In its statement on Tuesday the Fed said oil prices were having a negative effect on consumer spending. That’s right, oil prices have had far more impact on the economy so far this year than the rise in the Fed funds rate, yet the Greenspan bashing continues and the president holds hands with the Saudi crown prince. Go figure.
Perhaps Greenspan’s greatest feat has been his ability to resist calls that he jack interest rates up hard and fast. Some “economists” actually say we need this to make the economy grow faster. Yeah, we need this about as badly as we need a bullet in the head.
The fact is that his management of interest rate policy has been nothing short of masterful, and it has garnered the praise of the world’s greatest and most influential critic — the U.S. Treasury bond market. Since guiding short-term rates higher, long-term bond yields have come down and economic growth has remained the strongest in the industrial world. How’s that for a performance!
Sorry, Alan Greenspan has done a great job, and his detractors are just flat-out wrong. The irony is, for a guy who was not very good as a money manager, he really is The Maestro when it comes to being Fed chairman. Whoever succeeds him will have big shoes to fill.
This weekend our Business Block has much more on how interest rate hikes will affect the economy and YOUR wallet. Tune in Saturday 10am — noon ET.
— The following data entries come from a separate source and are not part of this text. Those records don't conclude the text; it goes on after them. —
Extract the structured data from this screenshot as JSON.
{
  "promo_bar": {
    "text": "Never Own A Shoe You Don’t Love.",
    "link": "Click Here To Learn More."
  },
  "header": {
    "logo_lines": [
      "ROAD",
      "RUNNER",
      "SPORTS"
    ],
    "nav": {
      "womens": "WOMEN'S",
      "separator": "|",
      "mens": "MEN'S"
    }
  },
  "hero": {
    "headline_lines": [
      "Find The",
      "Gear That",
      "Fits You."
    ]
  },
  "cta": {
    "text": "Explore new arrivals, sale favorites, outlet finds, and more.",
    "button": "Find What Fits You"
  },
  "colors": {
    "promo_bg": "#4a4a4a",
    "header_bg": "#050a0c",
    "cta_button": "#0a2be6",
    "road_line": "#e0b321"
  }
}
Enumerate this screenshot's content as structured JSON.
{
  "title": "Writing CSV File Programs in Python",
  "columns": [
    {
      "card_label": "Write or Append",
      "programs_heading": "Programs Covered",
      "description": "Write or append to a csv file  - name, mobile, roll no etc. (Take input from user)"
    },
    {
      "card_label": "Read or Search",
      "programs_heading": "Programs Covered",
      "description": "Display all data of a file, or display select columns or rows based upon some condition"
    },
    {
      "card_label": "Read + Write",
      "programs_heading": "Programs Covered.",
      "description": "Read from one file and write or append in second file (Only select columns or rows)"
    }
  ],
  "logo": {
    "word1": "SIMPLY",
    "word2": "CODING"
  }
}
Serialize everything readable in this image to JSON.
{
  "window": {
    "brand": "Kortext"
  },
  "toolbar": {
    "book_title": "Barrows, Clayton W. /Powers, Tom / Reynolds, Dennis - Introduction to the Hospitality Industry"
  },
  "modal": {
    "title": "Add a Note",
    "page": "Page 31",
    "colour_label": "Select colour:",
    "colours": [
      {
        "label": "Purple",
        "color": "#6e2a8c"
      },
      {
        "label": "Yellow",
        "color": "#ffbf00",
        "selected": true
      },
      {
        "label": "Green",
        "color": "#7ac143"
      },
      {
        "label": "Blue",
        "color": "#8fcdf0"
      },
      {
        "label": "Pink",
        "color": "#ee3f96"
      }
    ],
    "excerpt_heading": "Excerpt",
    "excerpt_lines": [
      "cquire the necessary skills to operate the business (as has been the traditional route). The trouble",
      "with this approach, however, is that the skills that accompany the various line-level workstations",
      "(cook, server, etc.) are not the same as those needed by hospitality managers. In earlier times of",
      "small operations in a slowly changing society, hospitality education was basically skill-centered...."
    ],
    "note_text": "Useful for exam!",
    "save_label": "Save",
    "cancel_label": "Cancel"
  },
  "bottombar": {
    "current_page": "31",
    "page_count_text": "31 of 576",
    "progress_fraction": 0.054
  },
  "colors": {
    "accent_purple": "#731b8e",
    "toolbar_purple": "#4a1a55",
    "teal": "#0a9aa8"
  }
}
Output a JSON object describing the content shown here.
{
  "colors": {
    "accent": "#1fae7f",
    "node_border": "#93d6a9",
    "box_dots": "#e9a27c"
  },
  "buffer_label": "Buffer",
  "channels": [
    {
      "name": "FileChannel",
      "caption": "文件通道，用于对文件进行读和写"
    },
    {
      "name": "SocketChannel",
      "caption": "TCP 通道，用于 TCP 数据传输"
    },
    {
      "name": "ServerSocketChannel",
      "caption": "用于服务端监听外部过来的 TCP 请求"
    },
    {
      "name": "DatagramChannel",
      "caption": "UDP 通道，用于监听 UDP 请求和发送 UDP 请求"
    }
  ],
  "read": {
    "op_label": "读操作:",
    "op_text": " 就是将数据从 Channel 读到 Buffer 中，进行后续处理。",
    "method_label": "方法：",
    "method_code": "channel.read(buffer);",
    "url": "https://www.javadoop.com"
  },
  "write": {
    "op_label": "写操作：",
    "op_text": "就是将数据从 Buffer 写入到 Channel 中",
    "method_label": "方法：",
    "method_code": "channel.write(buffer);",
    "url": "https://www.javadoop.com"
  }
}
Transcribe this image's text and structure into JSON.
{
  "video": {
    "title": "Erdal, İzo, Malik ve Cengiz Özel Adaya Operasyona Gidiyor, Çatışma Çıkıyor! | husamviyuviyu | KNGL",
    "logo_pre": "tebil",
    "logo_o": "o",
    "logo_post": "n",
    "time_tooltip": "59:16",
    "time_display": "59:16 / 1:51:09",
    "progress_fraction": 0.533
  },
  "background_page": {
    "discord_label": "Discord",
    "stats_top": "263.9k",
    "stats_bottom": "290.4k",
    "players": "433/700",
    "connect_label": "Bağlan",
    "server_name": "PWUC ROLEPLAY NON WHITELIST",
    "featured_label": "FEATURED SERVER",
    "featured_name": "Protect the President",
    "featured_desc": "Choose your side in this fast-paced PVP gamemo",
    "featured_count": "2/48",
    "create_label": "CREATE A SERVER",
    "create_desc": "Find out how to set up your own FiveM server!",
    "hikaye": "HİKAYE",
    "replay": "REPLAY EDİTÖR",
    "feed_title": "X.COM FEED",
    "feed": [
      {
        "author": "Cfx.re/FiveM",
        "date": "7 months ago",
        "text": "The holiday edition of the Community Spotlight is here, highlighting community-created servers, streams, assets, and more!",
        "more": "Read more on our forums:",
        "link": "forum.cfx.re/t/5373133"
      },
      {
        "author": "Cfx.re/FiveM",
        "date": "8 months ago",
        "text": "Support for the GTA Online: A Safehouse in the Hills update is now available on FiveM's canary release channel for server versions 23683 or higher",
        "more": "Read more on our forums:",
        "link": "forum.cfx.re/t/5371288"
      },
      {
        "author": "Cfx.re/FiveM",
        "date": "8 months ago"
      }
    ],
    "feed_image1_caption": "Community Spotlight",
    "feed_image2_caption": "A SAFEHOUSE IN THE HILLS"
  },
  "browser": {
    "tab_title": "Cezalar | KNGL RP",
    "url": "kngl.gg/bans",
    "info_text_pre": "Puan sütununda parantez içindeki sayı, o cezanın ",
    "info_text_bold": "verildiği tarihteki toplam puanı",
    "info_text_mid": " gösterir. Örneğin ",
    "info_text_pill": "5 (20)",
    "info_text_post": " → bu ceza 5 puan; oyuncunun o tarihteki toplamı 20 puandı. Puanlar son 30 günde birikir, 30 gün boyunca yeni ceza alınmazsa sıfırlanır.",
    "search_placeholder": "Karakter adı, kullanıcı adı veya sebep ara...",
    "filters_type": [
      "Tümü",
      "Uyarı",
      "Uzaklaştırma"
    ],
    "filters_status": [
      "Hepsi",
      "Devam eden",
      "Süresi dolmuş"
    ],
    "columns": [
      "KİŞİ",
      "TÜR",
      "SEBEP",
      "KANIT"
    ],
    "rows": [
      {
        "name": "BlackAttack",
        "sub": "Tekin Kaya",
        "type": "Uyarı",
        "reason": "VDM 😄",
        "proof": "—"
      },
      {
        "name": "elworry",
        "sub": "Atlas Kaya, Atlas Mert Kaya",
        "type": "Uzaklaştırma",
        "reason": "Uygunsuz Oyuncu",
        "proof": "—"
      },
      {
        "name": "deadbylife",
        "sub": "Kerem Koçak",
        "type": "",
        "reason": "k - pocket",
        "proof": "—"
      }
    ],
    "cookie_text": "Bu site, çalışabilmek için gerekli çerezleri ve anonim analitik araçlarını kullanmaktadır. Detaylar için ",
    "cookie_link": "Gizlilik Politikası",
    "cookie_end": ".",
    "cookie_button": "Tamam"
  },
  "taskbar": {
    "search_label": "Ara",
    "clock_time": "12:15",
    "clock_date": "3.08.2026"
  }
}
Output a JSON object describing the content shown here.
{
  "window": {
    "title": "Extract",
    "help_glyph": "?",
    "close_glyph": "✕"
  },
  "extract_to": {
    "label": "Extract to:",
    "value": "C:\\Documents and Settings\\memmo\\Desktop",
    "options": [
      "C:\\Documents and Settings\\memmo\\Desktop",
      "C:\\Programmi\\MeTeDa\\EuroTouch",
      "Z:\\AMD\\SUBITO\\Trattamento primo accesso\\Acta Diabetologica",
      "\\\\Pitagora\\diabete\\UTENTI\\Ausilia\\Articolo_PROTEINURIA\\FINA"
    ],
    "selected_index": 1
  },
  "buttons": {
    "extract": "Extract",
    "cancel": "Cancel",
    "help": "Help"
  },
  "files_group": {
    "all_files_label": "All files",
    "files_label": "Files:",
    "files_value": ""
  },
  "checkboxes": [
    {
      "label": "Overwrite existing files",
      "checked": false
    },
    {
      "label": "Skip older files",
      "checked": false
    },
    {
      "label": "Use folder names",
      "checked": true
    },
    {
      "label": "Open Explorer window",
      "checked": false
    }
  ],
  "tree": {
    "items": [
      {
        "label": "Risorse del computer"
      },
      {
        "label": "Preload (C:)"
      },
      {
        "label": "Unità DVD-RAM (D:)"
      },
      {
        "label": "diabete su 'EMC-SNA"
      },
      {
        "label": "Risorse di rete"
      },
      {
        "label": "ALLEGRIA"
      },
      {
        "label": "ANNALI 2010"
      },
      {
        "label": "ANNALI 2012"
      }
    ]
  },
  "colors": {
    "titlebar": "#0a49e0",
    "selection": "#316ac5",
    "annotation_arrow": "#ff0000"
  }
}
Mike Norman is the founder and publisher of the Economic Contrarian Update and a frequent guest on the Business Block.